When Paul says this, he is assuming that we will do the hard work of identifying what corrupt communication is. He knew that every language is different, and we could say every last word in our lexicon of filthy talk to the apostle and he, not knowing English, wouldn’t have anything to say about any of them. But he would nonetheless expect English-speaking Christians to think like grown-ups. He would expect them to teach their children not to say certain things, and the fact that these prohibited words cannot be found itemized in Scripture should not trouble us at all. It is not legalism to understand the principle and apply it in new territory. And so there are your marching orders on this topic — no corrupt communication.
“In this particular case, Pastor Wilson’s rhetoric has, unfortunately, been found offensive and inappropriate even by many in his own denomination (including other pastors and elders). Pastor Wilson’s blog posts regarding these cases have proved to be quite divisive even amongst those who consider him a friend and ally. A more prudent and temperate use of language would be helpful.”
Presiding Ministers’ Report
So if someone with a long enough face to be a dowager from Human Resources tells me that I am no longer permitted, as a cis-white-male, to make any observations or comparisons, metaphorical or otherwise, about any aspect of the female anatomy, guess what I am going to do? Guess what my next blog post is going to be about?
Go on, guess.
“In that regard, let us point out a few specifics we believe are inconsistent with the high road. . . .
- Using unnecessarily provocative language, including derogatory or calloused language about women. Referring to certain women as ‘small breasted biddies’ or ‘lumberjack dykes’ is not likely to serve an edifying purpose in this context. We note that this language has caused a good deal of anguish among pastors and elders of CREC churches who would otherwise be supportive of Pastor Wilson’s ministry. Pastors should be careful not to give women reasons to avoid seeking help from the church.
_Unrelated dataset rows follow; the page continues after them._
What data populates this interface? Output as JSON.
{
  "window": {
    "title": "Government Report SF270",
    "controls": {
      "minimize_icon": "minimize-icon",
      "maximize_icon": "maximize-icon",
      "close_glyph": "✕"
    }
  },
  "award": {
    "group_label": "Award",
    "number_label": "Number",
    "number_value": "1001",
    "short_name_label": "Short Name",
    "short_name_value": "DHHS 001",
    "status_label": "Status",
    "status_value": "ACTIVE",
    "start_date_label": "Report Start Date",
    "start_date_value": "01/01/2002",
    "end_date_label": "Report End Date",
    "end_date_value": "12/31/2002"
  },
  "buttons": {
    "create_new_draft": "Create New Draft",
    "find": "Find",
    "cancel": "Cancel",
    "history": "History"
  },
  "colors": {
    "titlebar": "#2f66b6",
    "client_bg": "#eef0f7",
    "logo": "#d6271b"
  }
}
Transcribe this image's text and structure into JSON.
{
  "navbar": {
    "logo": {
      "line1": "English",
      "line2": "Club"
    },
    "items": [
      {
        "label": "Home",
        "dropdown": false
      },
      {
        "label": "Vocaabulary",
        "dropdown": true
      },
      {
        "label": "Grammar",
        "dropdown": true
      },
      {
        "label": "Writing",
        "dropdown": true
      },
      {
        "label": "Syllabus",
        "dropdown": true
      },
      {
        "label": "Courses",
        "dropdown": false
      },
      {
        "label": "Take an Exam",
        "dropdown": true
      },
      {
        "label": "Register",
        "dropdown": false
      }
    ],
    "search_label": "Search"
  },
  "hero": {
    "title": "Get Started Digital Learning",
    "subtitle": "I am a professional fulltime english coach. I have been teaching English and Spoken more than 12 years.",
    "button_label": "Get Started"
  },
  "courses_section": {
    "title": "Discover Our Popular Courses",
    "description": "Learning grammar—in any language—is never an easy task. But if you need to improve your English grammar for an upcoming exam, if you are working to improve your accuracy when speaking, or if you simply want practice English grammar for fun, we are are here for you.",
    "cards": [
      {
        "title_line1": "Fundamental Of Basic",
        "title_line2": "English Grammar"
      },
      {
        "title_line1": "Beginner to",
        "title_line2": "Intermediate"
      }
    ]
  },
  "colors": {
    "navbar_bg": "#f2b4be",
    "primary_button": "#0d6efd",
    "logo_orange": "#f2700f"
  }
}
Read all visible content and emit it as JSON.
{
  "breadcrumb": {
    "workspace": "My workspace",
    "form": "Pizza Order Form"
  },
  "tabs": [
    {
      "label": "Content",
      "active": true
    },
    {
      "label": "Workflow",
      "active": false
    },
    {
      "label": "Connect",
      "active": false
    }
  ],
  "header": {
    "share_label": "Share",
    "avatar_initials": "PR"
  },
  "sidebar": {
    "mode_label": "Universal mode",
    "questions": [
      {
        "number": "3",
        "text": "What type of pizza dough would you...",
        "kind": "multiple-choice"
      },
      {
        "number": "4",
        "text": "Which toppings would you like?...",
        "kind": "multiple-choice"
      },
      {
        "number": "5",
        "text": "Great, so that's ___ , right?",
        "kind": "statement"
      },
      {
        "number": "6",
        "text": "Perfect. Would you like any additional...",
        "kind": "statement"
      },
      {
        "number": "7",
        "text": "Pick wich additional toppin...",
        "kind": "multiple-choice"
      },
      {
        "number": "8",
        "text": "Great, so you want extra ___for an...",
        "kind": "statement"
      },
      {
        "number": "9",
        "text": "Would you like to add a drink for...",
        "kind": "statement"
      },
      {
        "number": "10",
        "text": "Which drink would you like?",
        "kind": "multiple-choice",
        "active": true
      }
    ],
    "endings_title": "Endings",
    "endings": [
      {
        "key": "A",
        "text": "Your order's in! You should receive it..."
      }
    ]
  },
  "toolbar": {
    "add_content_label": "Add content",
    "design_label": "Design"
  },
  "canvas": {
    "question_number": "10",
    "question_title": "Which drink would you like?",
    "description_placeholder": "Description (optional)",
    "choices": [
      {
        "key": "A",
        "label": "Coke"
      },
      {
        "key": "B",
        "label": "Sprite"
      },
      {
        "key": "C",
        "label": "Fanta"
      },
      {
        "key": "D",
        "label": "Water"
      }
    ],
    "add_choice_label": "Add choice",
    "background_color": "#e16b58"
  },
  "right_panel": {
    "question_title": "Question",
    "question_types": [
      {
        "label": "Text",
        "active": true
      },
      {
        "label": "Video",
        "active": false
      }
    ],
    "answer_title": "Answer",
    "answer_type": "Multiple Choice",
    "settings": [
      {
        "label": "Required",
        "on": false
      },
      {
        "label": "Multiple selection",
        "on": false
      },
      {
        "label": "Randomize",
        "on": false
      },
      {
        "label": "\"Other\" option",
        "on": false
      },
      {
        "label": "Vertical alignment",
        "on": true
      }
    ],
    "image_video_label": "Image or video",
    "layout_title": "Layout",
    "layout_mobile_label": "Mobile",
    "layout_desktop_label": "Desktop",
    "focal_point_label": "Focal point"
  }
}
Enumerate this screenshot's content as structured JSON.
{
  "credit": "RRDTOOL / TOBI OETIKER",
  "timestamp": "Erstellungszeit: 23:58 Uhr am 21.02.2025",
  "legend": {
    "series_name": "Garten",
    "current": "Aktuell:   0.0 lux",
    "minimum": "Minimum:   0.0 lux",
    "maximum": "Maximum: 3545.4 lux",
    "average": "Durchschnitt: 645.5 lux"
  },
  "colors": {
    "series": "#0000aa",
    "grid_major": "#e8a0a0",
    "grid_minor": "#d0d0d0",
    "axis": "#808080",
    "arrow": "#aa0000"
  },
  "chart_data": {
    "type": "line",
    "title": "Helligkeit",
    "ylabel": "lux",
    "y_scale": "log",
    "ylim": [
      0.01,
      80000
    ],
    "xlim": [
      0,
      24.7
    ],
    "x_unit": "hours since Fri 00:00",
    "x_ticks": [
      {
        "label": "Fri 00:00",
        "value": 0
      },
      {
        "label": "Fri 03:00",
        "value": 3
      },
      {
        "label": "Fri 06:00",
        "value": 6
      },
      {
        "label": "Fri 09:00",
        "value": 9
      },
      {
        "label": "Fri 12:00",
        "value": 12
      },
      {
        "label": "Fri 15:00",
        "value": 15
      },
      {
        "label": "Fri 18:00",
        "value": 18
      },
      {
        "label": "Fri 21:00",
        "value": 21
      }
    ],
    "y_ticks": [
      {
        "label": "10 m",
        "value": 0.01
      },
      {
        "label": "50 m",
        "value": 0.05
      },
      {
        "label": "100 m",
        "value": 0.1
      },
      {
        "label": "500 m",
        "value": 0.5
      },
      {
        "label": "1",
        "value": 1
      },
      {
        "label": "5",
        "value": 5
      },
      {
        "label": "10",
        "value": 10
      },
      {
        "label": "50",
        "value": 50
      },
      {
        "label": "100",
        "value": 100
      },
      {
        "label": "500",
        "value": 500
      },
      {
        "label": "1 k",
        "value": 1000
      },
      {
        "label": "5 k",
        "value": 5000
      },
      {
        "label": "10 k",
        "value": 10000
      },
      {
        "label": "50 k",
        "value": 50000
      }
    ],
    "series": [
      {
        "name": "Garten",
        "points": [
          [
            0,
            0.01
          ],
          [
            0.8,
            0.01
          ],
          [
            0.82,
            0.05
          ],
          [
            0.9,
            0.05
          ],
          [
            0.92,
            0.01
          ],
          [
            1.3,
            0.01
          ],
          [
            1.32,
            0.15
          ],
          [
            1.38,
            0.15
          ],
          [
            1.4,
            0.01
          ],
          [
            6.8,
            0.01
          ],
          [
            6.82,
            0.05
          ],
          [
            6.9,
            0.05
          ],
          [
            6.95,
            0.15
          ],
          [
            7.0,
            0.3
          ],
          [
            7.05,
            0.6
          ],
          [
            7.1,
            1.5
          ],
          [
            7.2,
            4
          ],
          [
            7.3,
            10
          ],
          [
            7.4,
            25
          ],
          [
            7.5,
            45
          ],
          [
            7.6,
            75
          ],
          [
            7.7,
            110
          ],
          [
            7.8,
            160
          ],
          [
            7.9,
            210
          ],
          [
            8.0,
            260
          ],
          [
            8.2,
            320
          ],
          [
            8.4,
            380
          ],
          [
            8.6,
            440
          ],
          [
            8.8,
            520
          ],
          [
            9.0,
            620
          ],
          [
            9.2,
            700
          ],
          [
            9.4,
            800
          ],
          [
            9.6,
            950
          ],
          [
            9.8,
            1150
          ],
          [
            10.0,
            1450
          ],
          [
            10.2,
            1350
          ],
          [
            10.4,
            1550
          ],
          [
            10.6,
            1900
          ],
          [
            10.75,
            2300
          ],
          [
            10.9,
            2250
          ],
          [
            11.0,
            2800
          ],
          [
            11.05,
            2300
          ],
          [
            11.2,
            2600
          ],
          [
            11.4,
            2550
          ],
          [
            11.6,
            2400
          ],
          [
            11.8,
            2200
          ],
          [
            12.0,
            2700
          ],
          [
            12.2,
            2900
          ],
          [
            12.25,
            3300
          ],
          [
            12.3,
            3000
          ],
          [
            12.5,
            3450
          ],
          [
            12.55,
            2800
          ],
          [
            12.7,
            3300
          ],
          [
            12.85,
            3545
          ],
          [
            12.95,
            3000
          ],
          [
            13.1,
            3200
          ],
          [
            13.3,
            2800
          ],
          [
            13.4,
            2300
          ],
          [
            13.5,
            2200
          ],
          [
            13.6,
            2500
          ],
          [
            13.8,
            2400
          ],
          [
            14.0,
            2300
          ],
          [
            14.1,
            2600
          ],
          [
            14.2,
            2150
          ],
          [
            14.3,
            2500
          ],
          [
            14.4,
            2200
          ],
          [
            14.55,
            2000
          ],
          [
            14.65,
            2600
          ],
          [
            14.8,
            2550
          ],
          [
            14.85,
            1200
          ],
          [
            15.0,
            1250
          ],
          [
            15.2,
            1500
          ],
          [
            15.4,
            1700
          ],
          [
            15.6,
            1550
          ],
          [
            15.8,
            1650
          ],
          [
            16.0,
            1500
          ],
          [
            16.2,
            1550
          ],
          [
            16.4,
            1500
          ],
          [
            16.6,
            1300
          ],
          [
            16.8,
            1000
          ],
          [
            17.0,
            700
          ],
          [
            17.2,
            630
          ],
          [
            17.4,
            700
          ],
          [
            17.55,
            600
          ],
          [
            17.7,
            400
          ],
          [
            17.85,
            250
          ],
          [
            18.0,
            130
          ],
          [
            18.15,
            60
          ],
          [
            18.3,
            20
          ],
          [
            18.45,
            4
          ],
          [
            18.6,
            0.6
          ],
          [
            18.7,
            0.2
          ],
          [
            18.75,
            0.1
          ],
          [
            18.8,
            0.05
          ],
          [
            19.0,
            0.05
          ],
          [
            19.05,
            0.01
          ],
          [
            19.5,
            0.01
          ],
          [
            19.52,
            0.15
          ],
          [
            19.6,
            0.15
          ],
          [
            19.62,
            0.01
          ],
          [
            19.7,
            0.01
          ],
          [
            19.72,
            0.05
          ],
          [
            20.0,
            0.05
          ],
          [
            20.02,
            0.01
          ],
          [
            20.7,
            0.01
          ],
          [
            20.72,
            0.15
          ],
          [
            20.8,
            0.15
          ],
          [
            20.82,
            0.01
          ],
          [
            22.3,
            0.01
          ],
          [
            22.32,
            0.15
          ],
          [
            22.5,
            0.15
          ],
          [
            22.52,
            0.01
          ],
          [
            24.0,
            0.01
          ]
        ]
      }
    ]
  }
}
Instead, we should make it clear that the church is a place where all people are treated with honor and respect, and where victims can find grace.”